You need to go way out to a cabin in the woods to write a great novel. You must move up to a garret on the top of floor of a tenement to paint masterpieces. Do not disturb. Genius at work. The myth of the solitary artist, toiling alone, far from the madding crowd. We’ve all heard it. And yet I wonder, is solitude really the key to creativity?
Case in point.
In 1866, Vincent van Gogh left the Netherlands. For three years, he had been trying to teach himself to paint, essentially on his own. He briefly had a mentor who then grew tired and rejected him. He enrolled in an art school but clashed with his teacher for his unorthodox style of painting. Two months later, he quit to move to Paris.
WIthin 18 months, Van Gogh went from dreary, ham-fisted brown paintings to bright, lively, emotional masterworks that are some of the greatest paintings ever made. What made the difference?
Paris. Or more specifically the community of artists he found in Paris.
For the first time Vincent was exposed to Impressionism, Symbolism, Pointillism, and Japanese woodblock prints. He befriended Pissarro, SIgnac, Bernard, Seurat, Cézanne, Toulouse-Lautrec, and Gauguin. His palette changed. His painting technique changed. His line quality changed. His sense of himself as an artist changed.
When Van Gogh finally found himself in the company of artists, he discovered what being an artist truly meant. He borrowed ideas and discoveries from them. He modified pointillism, he painted with complementary color, he discovered light, and in two years, he made over 200 new, fresh paintings.
Marinating in all those influences, helped him discover a unique and utterly personal approach to painting. By associating with great and generous artists, Van Gogh found himself.
Many of our teachers tell me they love being a part of Sketchbook Skool, because they usually spend so much time working alone. They love to commune with other creative minds, to share ideas, to talk shop, to find new solutions to common problems. Some of them set up shared studios. Others travel to conferences and conventions. Others use social media to share their works in progress and find input and support.
For many beginners, sharing art can seem like a scary business. We fear being judged or seeming to be presumptuous by donning the artist’s mantle.
But remember the explosive effect of creative community on Van Gogh. Nothing he’d made before 1886 deserved to end up in a museum. He couldn’t find a single customer for his flat, amber landscapes and dimly-lit, mawkish still lives. But by stepping out, by daring to expose himself and ask to learn from other artists, he was transformed.

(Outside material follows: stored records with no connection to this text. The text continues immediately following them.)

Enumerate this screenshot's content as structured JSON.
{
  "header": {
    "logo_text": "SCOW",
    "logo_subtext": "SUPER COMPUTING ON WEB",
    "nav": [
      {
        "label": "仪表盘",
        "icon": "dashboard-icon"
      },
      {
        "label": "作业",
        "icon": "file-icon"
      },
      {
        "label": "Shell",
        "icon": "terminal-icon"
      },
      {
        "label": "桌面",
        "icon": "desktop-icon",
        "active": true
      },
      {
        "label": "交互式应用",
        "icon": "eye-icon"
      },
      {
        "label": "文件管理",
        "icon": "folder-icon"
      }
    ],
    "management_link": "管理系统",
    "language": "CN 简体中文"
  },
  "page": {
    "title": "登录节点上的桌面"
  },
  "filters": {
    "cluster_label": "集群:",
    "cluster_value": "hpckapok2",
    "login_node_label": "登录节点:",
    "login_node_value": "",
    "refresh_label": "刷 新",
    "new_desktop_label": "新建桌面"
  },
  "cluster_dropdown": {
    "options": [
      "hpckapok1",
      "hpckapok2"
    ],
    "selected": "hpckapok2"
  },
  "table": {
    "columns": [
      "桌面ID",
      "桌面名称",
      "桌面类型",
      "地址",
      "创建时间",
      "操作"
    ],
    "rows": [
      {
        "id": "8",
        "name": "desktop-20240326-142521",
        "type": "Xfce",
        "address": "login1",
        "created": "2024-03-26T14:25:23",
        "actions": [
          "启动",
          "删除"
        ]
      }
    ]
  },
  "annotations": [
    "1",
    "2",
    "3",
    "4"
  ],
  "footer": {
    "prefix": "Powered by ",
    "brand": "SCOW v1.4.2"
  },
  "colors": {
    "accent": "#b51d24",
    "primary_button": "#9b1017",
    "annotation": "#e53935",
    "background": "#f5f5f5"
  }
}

You may think you are not a Van Gogh. But have you gone to Paris? Have you taken advantage of the impact a creative community can make?
— Danny Gregory